For the last year, this whiteboard has been sitting in front of me (atop my lab bench).  The graduating class from last year put these little reminders up and left the board with us.  We haven't touched the board, as it had some nice little reminders on it.  There may be some incorrect information (Ketac cement can be used with ceramic restorations) or a point that could use more information (Panavia and veneer cementation - you can use many more resin cements than Panavia).  But overall, it's a nice, quick overview.


Here are some great tips from that board.

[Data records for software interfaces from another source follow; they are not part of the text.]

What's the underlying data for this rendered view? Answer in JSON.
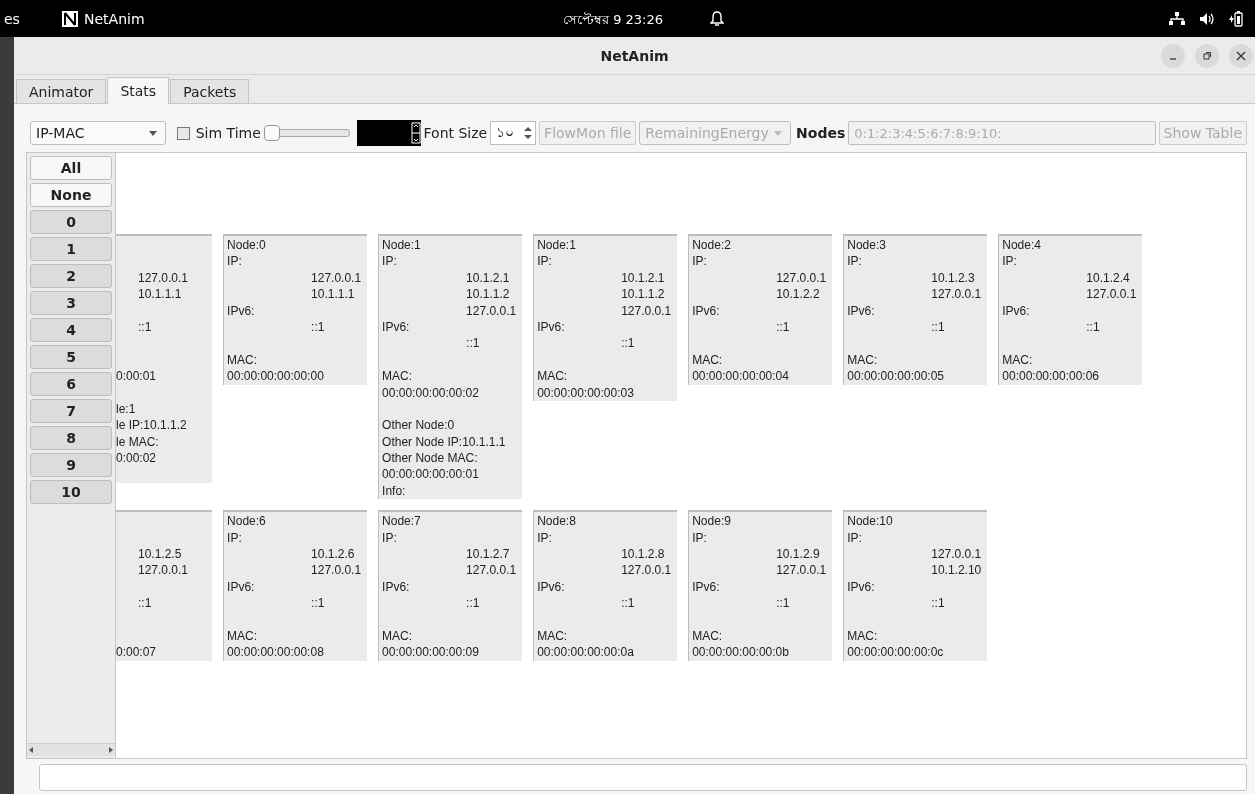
{
  "top_bar": {
    "activities": "es",
    "app_name": "NetAnim",
    "clock": "সেপ্টেম্বর 9  23:26"
  },
  "window": {
    "title": "NetAnim"
  },
  "tabs": [
    {
      "label": "Animator",
      "selected": false
    },
    {
      "label": "Stats",
      "selected": true
    },
    {
      "label": "Packets",
      "selected": false
    }
  ],
  "toolbar": {
    "mode_combo": {
      "value": "IP-MAC",
      "disabled": false
    },
    "sim_time": {
      "label": "Sim Time",
      "checked": false,
      "level": 0
    },
    "font_size": {
      "label": "Font Size",
      "value": "১০"
    },
    "flowmon_button": {
      "label": "FlowMon file",
      "disabled": true
    },
    "metric_combo": {
      "value": "RemainingEnergy",
      "disabled": true
    },
    "nodes": {
      "label": "Nodes",
      "value": "0:1:2:3:4:5:6:7:8:9:10:",
      "disabled": true
    },
    "show_table_button": {
      "label": "Show Table",
      "disabled": true
    }
  },
  "node_actions": [
    "All",
    "None"
  ],
  "node_buttons": [
    {
      "label": "0",
      "selected": true
    },
    {
      "label": "1",
      "selected": true
    },
    {
      "label": "2",
      "selected": true
    },
    {
      "label": "3",
      "selected": true
    },
    {
      "label": "4",
      "selected": true
    },
    {
      "label": "5",
      "selected": true
    },
    {
      "label": "6",
      "selected": true
    },
    {
      "label": "7",
      "selected": true
    },
    {
      "label": "8",
      "selected": true
    },
    {
      "label": "9",
      "selected": true
    },
    {
      "label": "10",
      "selected": true
    }
  ],
  "card_rows": [
    [
      {
        "clipped": true,
        "lines": [
          {
            "kind": "blank"
          },
          {
            "kind": "blank"
          },
          {
            "kind": "value",
            "text": "127.0.0.1"
          },
          {
            "kind": "value",
            "text": "10.1.1.1"
          },
          {
            "kind": "blank"
          },
          {
            "kind": "value",
            "text": "::1"
          },
          {
            "kind": "blank"
          },
          {
            "kind": "blank"
          },
          {
            "kind": "label",
            "text": "0:00:01"
          },
          {
            "kind": "blank"
          },
          {
            "kind": "label",
            "text": "le:1"
          },
          {
            "kind": "label",
            "text": "le IP:10.1.1.2"
          },
          {
            "kind": "label",
            "text": "le MAC:"
          },
          {
            "kind": "label",
            "text": "0:00:02"
          },
          {
            "kind": "blank"
          }
        ]
      },
      {
        "clipped": false,
        "lines": [
          {
            "kind": "label",
            "text": "Node:0"
          },
          {
            "kind": "label",
            "text": "IP:"
          },
          {
            "kind": "value",
            "text": "127.0.0.1"
          },
          {
            "kind": "value",
            "text": "10.1.1.1"
          },
          {
            "kind": "label",
            "text": "IPv6:"
          },
          {
            "kind": "value",
            "text": "::1"
          },
          {
            "kind": "blank"
          },
          {
            "kind": "label",
            "text": "MAC:"
          },
          {
            "kind": "label",
            "text": "00:00:00:00:00:00"
          }
        ]
      },
      {
        "clipped": false,
        "lines": [
          {
            "kind": "label",
            "text": "Node:1"
          },
          {
            "kind": "label",
            "text": "IP:"
          },
          {
            "kind": "value",
            "text": "10.1.2.1"
          },
          {
            "kind": "value",
            "text": "10.1.1.2"
          },
          {
            "kind": "value",
            "text": "127.0.0.1"
          },
          {
            "kind": "label",
            "text": "IPv6:"
          },
          {
            "kind": "value",
            "text": "::1"
          },
          {
            "kind": "blank"
          },
          {
            "kind": "label",
            "text": "MAC:"
          },
          {
            "kind": "label",
            "text": "00:00:00:00:00:02"
          },
          {
            "kind": "blank"
          },
          {
            "kind": "label",
            "text": "Other Node:0"
          },
          {
            "kind": "label",
            "text": "Other Node IP:10.1.1.1"
          },
          {
            "kind": "label",
            "text": "Other Node MAC:"
          },
          {
            "kind": "label",
            "text": "00:00:00:00:00:01"
          },
          {
            "kind": "label",
            "text": "Info:"
          }
        ]
      },
      {
        "clipped": false,
        "lines": [
          {
            "kind": "label",
            "text": "Node:1"
          },
          {
            "kind": "label",
            "text": "IP:"
          },
          {
            "kind": "value",
            "text": "10.1.2.1"
          },
          {
            "kind": "value",
            "text": "10.1.1.2"
          },
          {
            "kind": "value",
            "text": "127.0.0.1"
          },
          {
            "kind": "label",
            "text": "IPv6:"
          },
          {
            "kind": "value",
            "text": "::1"
          },
          {
            "kind": "blank"
          },
          {
            "kind": "label",
            "text": "MAC:"
          },
          {
            "kind": "label",
            "text": "00:00:00:00:00:03"
          }
        ]
      },
      {
        "clipped": false,
        "lines": [
          {
            "kind": "label",
            "text": "Node:2"
          },
          {
            "kind": "label",
            "text": "IP:"
          },
          {
            "kind": "value",
            "text": "127.0.0.1"
          },
          {
            "kind": "value",
            "text": "10.1.2.2"
          },
          {
            "kind": "label",
            "text": "IPv6:"
          },
          {
            "kind": "value",
            "text": "::1"
          },
          {
            "kind": "blank"
          },
          {
            "kind": "label",
            "text": "MAC:"
          },
          {
            "kind": "label",
            "text": "00:00:00:00:00:04"
          }
        ]
      },
      {
        "clipped": false,
        "lines": [
          {
            "kind": "label",
            "text": "Node:3"
          },
          {
            "kind": "label",
            "text": "IP:"
          },
          {
            "kind": "value",
            "text": "10.1.2.3"
          },
          {
            "kind": "value",
            "text": "127.0.0.1"
          },
          {
            "kind": "label",
            "text": "IPv6:"
          },
          {
            "kind": "value",
            "text": "::1"
          },
          {
            "kind": "blank"
          },
          {
            "kind": "label",
            "text": "MAC:"
          },
          {
            "kind": "label",
            "text": "00:00:00:00:00:05"
          }
        ]
      },
      {
        "clipped": false,
        "lines": [
          {
            "kind": "label",
            "text": "Node:4"
          },
          {
            "kind": "label",
            "text": "IP:"
          },
          {
            "kind": "value",
            "text": "10.1.2.4"
          },
          {
            "kind": "value",
            "text": "127.0.0.1"
          },
          {
            "kind": "label",
            "text": "IPv6:"
          },
          {
            "kind": "value",
            "text": "::1"
          },
          {
            "kind": "blank"
          },
          {
            "kind": "label",
            "text": "MAC:"
          },
          {
            "kind": "label",
            "text": "00:00:00:00:00:06"
          }
        ]
      }
    ],
    [
      {
        "clipped": true,
        "lines": [
          {
            "kind": "blank"
          },
          {
            "kind": "blank"
          },
          {
            "kind": "value",
            "text": "10.1.2.5"
          },
          {
            "kind": "value",
            "text": "127.0.0.1"
          },
          {
            "kind": "blank"
          },
          {
            "kind": "value",
            "text": "::1"
          },
          {
            "kind": "blank"
          },
          {
            "kind": "blank"
          },
          {
            "kind": "label",
            "text": "0:00:07"
          }
        ]
      },
      {
        "clipped": false,
        "lines": [
          {
            "kind": "label",
            "text": "Node:6"
          },
          {
            "kind": "label",
            "text": "IP:"
          },
          {
            "kind": "value",
            "text": "10.1.2.6"
          },
          {
            "kind": "value",
            "text": "127.0.0.1"
          },
          {
            "kind": "label",
            "text": "IPv6:"
          },
          {
            "kind": "value",
            "text": "::1"
          },
          {
            "kind": "blank"
          },
          {
            "kind": "label",
            "text": "MAC:"
          },
          {
            "kind": "label",
            "text": "00:00:00:00:00:08"
          }
        ]
      },
      {
        "clipped": false,
        "lines": [
          {
            "kind": "label",
            "text": "Node:7"
          },
          {
            "kind": "label",
            "text": "IP:"
          },
          {
            "kind": "value",
            "text": "10.1.2.7"
          },
          {
            "kind": "value",
            "text": "127.0.0.1"
          },
          {
            "kind": "label",
            "text": "IPv6:"
          },
          {
            "kind": "value",
            "text": "::1"
          },
          {
            "kind": "blank"
          },
          {
            "kind": "label",
            "text": "MAC:"
          },
          {
            "kind": "label",
            "text": "00:00:00:00:00:09"
          }
        ]
      },
      {
        "clipped": false,
        "lines": [
          {
            "kind": "label",
            "text": "Node:8"
          },
          {
            "kind": "label",
            "text": "IP:"
          },
          {
            "kind": "value",
            "text": "10.1.2.8"
          },
          {
            "kind": "value",
            "text": "127.0.0.1"
          },
          {
            "kind": "label",
            "text": "IPv6:"
          },
          {
            "kind": "value",
            "text": "::1"
          },
          {
            "kind": "blank"
          },
          {
            "kind": "label",
            "text": "MAC:"
          },
          {
            "kind": "label",
            "text": "00:00:00:00:00:0a"
          }
        ]
      },
      {
        "clipped": false,
        "lines": [
          {
            "kind": "label",
            "text": "Node:9"
          },
          {
            "kind": "label",
            "text": "IP:"
          },
          {
            "kind": "value",
            "text": "10.1.2.9"
          },
          {
            "kind": "value",
            "text": "127.0.0.1"
          },
          {
            "kind": "label",
            "text": "IPv6:"
          },
          {
            "kind": "value",
            "text": "::1"
          },
          {
            "kind": "blank"
          },
          {
            "kind": "label",
            "text": "MAC:"
          },
          {
            "kind": "label",
            "text": "00:00:00:00:00:0b"
          }
        ]
      },
      {
        "clipped": false,
        "lines": [
          {
            "kind": "label",
            "text": "Node:10"
          },
          {
            "kind": "label",
            "text": "IP:"
          },
          {
            "kind": "value",
            "text": "127.0.0.1"
          },
          {
            "kind": "value",
            "text": "10.1.2.10"
          },
          {
            "kind": "label",
            "text": "IPv6:"
          },
          {
            "kind": "value",
            "text": "::1"
          },
          {
            "kind": "blank"
          },
          {
            "kind": "label",
            "text": "MAC:"
          },
          {
            "kind": "label",
            "text": "00:00:00:00:00:0c"
          }
        ]
      }
    ]
  ]
}
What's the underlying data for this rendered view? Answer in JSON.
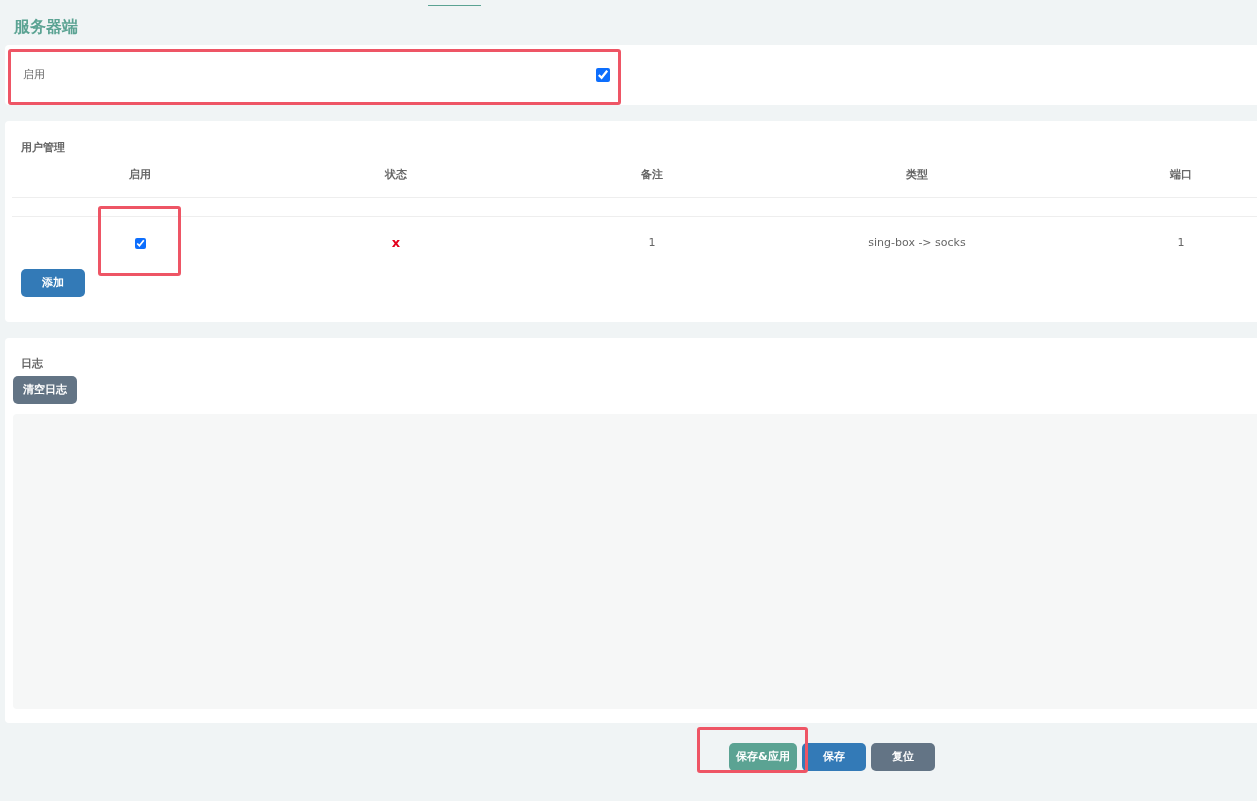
{
  "title": "服务器端",
  "enable_section": {
    "label": "启用",
    "checked": true
  },
  "users": {
    "title": "用户管理",
    "columns": [
      "启用",
      "状态",
      "备注",
      "类型",
      "端口"
    ],
    "rows": [
      {
        "enabled": true,
        "status": "x",
        "remark": "1",
        "type": "sing-box -> socks",
        "port": "1"
      }
    ],
    "add_button": "添加"
  },
  "log": {
    "title": "日志",
    "clear_button": "清空日志"
  },
  "buttons": [
    {
      "kind": "apply",
      "label": "保存&应用"
    },
    {
      "kind": "save",
      "label": "保存"
    },
    {
      "kind": "reset",
      "label": "复位"
    }
  ]
}
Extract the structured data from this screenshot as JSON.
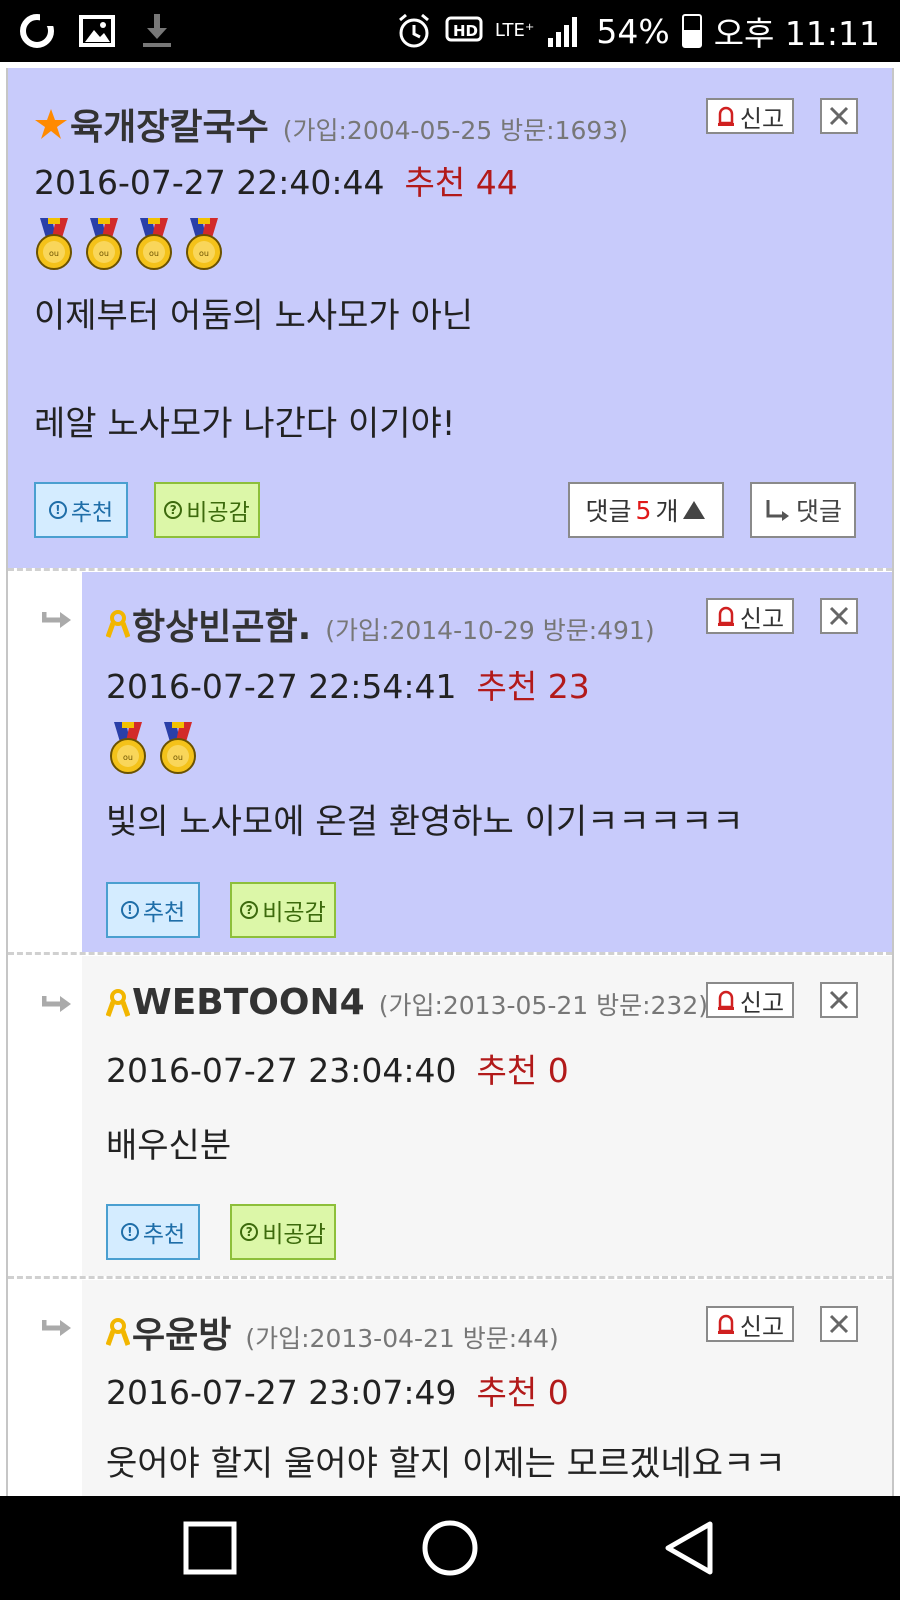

  1.  A sharp explorer can detect an open margin up to 36 microns.  
  2. Reliability of tactile perception using sharp and dull explorers in marginal opening identification
  3. After CaOH placement in endodontics, ensure that you take a radiograph to ensure that you know if you have/have not extruded CaOH into the periradicular tissues.
  4. If you see a tooth fracture, it extends 25% more than you can see.
  5. Active and Passive eruption definitions




Cheers


Ashley

White Board, Dental Tips, Implant, Oragraft


Thursday, June 7, 2012

Episode 356/500: Temporary Anchorage Devices and Cementum

TADs - Temporary Anchorage Devices.  I've used them in a few situations and blogged about their use during Molar intrusion


Study:  Root damage and repair in patients with temporary skeletal anchorage devices

Am J Orthod Dentofacial Orthop 2012;141:547-55


There is a possibility of contacting cementum when placing these helpful friends intra-orally and this study was a unique study that essentially used ortho extraction patients (ie the premolars were planned for extraction) and zinged each root with a TAD.  The TADs weren't left in situ, and were removed after radiographic confirmation that the TAD contacted cementum.


Long story short: Despite varying depths of the injuries, including involvement of dentin, reparative cementum formation was observed in all sections. Healing cementum was almost exclusively of the cellular type; 70% of all the teeth exhibited good repair by the end of week 12.


Here is my abstract for this month's current literature review: Root damage and repair in patients with temporary skeletal anchorage devices

Interestingly, I'm sure that the results from this study can be compared to cementum injury during the use of intraosseous injection systems (ie stabident, x-tip).  I'm guilty of zinging a molar root (or so it appeared on the radiograph) and always wondered if there would be any long term effect on the cementum.  Now I know...


Cheers


Ashley



Sunday, June 3, 2012

Episode 355/500: Sling Suture

Often during root coverage techniques, a sling suture can be utilized to aid in ensuring that the coronally positioned flap will remain coronally positioned.  The key, which I didn't catch on early, is to ensure that you use a non resorbable suture.  


Yes, it makes sense - however - when you're up to your elbows and it's just one more "thing" to ask for (and it wasn't set up initially), you tend to use what is passed to you.  Don't.


Proline is the best for this procedure (monofilament, non resorbable, no wicking effect, little inflammatory reaction).  However, it is difficult to use - practice beforehand!


Cheers


Ashley